Choi-us (BoHEMUND, RoGER, HippoLTTE, and the other nim
followers of Don C^sar).

Chor'us (Bohemund). Here at thy feet we lay

The maid, obedient to our Lord's command :
'Twas thus he spoke — " Conduct her to my mother;
And tell her that her sou, Don Caesar, sends her ! "

Isabella (is advancing towards her with outstretched arms, and
starts back in horror).
Heavens ! she is motionless and pale !

Chorus (Bohemund). She lives,

She will awake, but give her time to rouse
From the dread shock that holds each sense enthralled

IsAB. My daughter! Child of all my cares and pains !
And is it thus I see thee once again ?
Thus thou returnest to thy father's halls !
O let my breath relume thy vital spark ;
Yes ! I will strain thee to a mother's arms
And hold thee fast — till, from the frost of death
Released, thy life-warm current throbs again
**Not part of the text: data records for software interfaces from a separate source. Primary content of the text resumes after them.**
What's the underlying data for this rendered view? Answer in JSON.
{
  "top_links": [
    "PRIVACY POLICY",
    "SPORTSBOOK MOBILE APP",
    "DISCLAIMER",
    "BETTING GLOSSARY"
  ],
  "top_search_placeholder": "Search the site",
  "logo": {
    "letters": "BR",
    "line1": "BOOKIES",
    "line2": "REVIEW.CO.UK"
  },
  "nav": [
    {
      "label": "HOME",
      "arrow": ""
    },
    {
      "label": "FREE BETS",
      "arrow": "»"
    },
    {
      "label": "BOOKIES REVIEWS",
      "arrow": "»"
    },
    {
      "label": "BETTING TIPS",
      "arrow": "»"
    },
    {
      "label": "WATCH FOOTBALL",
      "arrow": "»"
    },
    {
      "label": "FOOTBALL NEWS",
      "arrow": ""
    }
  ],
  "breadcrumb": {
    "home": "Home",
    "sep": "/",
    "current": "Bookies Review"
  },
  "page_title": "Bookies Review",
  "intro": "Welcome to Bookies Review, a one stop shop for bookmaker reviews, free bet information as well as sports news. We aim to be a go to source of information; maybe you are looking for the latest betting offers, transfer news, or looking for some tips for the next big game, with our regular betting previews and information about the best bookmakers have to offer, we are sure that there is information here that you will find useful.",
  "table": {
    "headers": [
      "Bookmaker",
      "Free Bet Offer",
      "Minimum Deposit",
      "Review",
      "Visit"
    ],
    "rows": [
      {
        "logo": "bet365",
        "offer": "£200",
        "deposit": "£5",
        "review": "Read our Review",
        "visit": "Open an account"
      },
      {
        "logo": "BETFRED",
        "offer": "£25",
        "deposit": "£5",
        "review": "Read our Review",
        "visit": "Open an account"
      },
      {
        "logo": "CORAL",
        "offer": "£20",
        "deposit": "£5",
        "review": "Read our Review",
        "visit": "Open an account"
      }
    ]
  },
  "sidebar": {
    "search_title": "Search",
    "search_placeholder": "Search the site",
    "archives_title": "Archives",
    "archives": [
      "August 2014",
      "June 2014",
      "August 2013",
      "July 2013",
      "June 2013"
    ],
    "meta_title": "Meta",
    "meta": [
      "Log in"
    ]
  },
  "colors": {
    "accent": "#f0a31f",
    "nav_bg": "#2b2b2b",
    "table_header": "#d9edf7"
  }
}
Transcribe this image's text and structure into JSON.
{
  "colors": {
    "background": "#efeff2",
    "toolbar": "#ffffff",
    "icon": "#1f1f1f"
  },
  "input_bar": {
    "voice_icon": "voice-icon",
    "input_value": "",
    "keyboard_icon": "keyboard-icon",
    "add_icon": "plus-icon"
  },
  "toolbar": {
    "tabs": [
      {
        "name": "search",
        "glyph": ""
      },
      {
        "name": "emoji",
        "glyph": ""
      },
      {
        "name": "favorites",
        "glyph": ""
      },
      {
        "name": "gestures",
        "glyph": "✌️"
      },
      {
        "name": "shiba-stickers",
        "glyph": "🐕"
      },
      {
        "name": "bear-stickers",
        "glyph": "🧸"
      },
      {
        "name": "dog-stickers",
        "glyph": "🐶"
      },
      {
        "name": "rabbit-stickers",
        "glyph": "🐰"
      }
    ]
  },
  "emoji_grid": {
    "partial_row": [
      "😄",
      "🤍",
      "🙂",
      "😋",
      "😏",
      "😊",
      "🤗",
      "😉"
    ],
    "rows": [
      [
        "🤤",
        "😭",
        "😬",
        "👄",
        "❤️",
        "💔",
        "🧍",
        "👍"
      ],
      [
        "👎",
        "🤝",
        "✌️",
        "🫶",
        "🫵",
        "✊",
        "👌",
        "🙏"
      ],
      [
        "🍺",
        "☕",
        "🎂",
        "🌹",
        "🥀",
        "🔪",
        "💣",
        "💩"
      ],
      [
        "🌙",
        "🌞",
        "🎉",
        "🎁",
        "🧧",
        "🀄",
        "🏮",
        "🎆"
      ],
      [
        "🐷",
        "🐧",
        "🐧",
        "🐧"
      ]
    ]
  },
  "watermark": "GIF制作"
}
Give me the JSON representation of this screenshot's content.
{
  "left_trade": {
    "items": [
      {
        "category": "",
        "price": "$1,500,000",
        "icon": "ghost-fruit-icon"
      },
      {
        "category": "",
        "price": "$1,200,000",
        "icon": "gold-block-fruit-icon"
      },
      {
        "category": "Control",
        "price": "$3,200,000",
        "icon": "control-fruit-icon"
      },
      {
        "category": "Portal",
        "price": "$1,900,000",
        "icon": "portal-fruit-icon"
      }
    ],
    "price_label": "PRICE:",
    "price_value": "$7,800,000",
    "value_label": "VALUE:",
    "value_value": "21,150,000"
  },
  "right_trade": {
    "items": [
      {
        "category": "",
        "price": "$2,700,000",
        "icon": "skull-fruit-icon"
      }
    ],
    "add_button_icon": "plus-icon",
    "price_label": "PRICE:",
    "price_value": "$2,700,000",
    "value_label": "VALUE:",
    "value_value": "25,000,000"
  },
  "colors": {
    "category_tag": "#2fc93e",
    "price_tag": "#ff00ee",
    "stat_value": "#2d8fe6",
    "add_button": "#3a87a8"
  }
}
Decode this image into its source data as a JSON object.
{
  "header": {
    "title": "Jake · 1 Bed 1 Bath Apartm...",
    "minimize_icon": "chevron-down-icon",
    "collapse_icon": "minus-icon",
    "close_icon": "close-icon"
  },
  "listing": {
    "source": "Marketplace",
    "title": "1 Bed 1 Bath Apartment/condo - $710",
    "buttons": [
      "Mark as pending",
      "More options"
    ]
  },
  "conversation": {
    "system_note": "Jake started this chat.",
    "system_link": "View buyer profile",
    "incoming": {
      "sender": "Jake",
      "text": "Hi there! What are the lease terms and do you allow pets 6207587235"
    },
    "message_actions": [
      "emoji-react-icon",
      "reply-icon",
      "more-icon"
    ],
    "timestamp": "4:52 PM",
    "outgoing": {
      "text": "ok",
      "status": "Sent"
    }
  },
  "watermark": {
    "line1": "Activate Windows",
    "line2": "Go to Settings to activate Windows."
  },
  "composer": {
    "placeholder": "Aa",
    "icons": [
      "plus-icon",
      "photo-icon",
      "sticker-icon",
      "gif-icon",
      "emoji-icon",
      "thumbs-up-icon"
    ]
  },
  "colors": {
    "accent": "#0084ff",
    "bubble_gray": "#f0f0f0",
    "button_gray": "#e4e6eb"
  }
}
[To the Chorus
Where hast thou found her ? Speak I What dire mis-
Has caused this sight of woe ?

Chorus (Bohemund). My lips are dumb !

Ask not of me : thy son will tell thee all —
Don Csesax — for 'tis he that sends her.

Isabella. Tell me.

Would 'st thou not say Don Manuel ?

Chorum ^^Bohemund). 'Tis Don Caesar

That sends her to thee.

Isabella [to the Messenger). How declared the Seer**
Speak ! Was it not Don Manuel ?

Messenger. 'Twas he !

Thy elder bom.

Isabella. Be blessings on his head

Whiche'er it be ; to him I owe a daughter
Alas ! that in this blissful hour, so long
Expected, long implored, some envious Fiend
Should mar my joy ! Oh, I must stem the tide



Of nature's transport ! In her childhood's home

I see my daughter ; me she knows not — heeds not—

Nor answers to a mother's voice of love !

Ope, ye dear eyelids — hands be warm — and heave

Thou lifeless bosom with responsive throbs

To mine! 'Tis she I — Diego, look! 'tis Beatrice!

The long-concealed — the lost — the rescued one !

Before the world I claim her for my own !

Chorus (Bohemund).

Online LibraryFriedrich SchillerThe works of Frederick Schiller, translated from the German (Volume 3) → online text (page 32 of 37)